Not only has Winslet discussed the process of ignoring sexual abuse allegations in order to work with Allen and tried to claim that “on some level, Woody is a woman,” but she has also randomly and inexplicably commended Roman Polanski as well—all while condemning Harvey Weinstein, whose real sin appears to be acting “rude” and not being “well-behaved.” So sure, it’s crazy and gross and extremely hypocritical that Winslet is still out here trying to defend Allen and his art.

But there are two other real problems with the clip. The first, obviously, is that the questioner is asking inane things about the “tone” of Wonder Wheel as if Woody Allen is just another director. It’s hard to find a better example of media complicity. The second is the fact that none of the other people on the panel actually call Winslet out.


It’s an interestingly and hilariously transparent moment of paralysis, one that has earned the other white women and their funny faces praise on the internet. Clearly the rest of the women are skeptical of Winslet’s claims—they might even be maddened at the assertion that Allen has “obviously” created great roles for women considering his past abuse. They clearly don’t want to go down this road with Winslet, but Winslet continues to drag them to hell, unfazed. (Poor Jessica Chastain gets singled out when Winslet refers to working with Aaron Sorkin, who wrote and directed the movie Chastain is currently promoting.)

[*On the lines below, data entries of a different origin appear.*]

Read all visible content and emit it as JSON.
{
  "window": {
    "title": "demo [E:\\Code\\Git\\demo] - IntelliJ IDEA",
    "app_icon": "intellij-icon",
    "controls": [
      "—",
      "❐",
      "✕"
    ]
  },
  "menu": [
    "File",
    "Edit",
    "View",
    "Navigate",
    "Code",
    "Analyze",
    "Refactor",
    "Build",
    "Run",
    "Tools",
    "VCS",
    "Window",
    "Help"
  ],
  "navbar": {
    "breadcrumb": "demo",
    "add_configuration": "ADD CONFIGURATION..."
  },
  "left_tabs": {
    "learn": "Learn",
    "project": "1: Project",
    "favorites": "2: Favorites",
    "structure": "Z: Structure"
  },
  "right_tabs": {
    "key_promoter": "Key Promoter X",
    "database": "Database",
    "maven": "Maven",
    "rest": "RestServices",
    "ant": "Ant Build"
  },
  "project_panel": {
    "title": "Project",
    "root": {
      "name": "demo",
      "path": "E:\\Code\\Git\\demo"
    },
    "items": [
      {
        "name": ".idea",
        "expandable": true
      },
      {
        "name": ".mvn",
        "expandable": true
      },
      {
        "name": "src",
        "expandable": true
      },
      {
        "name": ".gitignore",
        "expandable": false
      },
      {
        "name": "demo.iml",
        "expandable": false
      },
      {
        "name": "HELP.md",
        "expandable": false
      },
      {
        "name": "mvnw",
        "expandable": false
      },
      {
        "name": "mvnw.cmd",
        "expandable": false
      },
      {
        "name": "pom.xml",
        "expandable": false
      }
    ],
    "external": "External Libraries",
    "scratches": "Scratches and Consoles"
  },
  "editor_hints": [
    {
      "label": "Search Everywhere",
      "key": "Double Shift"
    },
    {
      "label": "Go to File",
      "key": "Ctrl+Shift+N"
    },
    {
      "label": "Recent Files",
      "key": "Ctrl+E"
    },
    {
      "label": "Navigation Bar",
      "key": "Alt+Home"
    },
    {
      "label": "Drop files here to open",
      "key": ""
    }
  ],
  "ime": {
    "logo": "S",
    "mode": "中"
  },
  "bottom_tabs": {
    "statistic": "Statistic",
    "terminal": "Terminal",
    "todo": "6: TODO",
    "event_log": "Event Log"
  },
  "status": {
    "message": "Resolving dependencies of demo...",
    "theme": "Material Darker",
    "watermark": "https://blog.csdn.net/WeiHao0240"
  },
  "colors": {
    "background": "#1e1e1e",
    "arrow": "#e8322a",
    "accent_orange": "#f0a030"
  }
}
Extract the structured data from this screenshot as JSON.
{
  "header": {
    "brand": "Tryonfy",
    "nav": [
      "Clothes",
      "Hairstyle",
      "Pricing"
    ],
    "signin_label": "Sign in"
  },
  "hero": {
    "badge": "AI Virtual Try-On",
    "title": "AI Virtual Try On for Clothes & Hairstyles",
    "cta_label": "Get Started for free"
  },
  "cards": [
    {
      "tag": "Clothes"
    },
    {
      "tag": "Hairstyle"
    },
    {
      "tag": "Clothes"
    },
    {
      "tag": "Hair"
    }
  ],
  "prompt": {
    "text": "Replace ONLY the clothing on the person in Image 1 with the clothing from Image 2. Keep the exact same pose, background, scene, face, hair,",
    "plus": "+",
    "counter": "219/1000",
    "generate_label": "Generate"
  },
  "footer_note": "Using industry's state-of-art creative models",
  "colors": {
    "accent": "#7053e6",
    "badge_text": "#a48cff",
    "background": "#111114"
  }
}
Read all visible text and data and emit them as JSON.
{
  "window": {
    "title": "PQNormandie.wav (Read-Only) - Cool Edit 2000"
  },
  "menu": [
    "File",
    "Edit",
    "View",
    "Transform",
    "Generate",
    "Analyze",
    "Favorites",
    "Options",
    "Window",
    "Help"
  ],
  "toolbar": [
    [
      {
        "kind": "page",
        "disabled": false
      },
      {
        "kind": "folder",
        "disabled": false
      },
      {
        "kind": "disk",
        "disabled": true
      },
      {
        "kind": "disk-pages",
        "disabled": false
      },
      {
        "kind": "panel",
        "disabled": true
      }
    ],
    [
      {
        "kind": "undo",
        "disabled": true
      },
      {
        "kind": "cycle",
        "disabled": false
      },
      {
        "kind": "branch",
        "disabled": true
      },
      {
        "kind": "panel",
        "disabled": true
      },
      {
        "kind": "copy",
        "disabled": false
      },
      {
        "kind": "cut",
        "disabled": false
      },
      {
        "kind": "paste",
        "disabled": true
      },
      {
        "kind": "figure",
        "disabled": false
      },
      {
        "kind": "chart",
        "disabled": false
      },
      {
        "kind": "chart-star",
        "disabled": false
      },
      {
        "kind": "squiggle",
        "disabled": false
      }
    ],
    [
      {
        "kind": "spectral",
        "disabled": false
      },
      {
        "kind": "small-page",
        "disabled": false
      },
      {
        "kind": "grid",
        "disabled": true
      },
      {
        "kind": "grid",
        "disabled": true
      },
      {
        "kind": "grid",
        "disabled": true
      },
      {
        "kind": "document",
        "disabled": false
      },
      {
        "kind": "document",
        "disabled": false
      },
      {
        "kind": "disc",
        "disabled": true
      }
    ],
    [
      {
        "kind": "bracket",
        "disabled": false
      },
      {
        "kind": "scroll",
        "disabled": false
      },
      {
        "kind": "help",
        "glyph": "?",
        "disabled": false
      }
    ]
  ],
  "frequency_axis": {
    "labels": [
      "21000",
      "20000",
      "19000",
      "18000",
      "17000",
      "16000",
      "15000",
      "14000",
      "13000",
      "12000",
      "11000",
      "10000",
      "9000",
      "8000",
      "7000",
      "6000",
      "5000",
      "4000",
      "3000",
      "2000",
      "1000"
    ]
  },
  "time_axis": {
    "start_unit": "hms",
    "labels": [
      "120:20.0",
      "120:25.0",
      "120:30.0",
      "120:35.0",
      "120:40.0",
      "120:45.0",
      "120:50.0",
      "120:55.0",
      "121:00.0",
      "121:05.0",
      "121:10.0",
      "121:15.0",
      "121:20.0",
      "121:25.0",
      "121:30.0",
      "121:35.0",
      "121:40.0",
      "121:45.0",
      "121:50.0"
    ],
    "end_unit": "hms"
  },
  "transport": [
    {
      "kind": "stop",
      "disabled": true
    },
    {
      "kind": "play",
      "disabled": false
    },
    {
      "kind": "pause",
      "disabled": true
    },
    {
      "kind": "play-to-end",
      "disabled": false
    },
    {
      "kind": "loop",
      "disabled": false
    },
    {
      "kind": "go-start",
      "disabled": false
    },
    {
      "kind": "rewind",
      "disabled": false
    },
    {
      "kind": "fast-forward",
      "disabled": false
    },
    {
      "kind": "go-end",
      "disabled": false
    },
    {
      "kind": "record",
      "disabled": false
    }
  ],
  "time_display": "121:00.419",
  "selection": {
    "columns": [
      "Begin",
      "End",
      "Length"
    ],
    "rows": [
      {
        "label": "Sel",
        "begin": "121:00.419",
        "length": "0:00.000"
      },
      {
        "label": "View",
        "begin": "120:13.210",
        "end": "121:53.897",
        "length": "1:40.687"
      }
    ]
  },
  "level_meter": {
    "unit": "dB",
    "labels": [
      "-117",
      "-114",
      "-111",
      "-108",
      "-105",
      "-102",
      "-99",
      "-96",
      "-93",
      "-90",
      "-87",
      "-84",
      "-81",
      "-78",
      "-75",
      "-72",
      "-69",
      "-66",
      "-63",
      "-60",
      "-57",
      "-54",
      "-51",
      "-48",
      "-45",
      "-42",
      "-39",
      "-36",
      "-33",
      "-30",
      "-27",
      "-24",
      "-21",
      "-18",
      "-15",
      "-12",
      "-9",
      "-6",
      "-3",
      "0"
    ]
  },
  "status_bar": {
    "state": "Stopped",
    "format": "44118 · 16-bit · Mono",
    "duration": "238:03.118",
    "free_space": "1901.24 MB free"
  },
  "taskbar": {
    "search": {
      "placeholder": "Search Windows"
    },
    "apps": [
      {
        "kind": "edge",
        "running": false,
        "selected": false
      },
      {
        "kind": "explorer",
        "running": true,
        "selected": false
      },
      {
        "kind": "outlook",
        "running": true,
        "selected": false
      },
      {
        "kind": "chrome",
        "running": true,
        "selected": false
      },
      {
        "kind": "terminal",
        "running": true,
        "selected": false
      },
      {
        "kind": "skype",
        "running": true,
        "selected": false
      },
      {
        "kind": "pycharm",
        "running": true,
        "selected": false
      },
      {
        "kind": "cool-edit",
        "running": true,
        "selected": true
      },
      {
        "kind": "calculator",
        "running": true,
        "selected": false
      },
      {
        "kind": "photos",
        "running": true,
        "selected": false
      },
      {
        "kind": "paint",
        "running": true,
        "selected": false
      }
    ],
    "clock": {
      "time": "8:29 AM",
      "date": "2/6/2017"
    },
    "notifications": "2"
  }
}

But these women are also not doing shit about it. They’re just sitting there not visually affirming her. No one is actually questioning Winslet (that we know of, since the clip is only a four minute excerpt). And it’s that silence that’s the most damaging, a symbol of the intricate system that allows sexual harassment to be so rooted in Hollywood.


Calling Winslet out would have obviously been controversial, and difficult. But this is a moment that requires difficult decisions. All we see here are five white women desperate to be seen as not complicit in the praise of an alleged sexual predator, making funny faces at Kate Winslet but ultimately doing nothing about it. Just a lot of tense air with nothing to actually show for it. But I’m sure they will all look great in black, the official color of protesting sexual harassment in Hollywood, at the Golden Globes.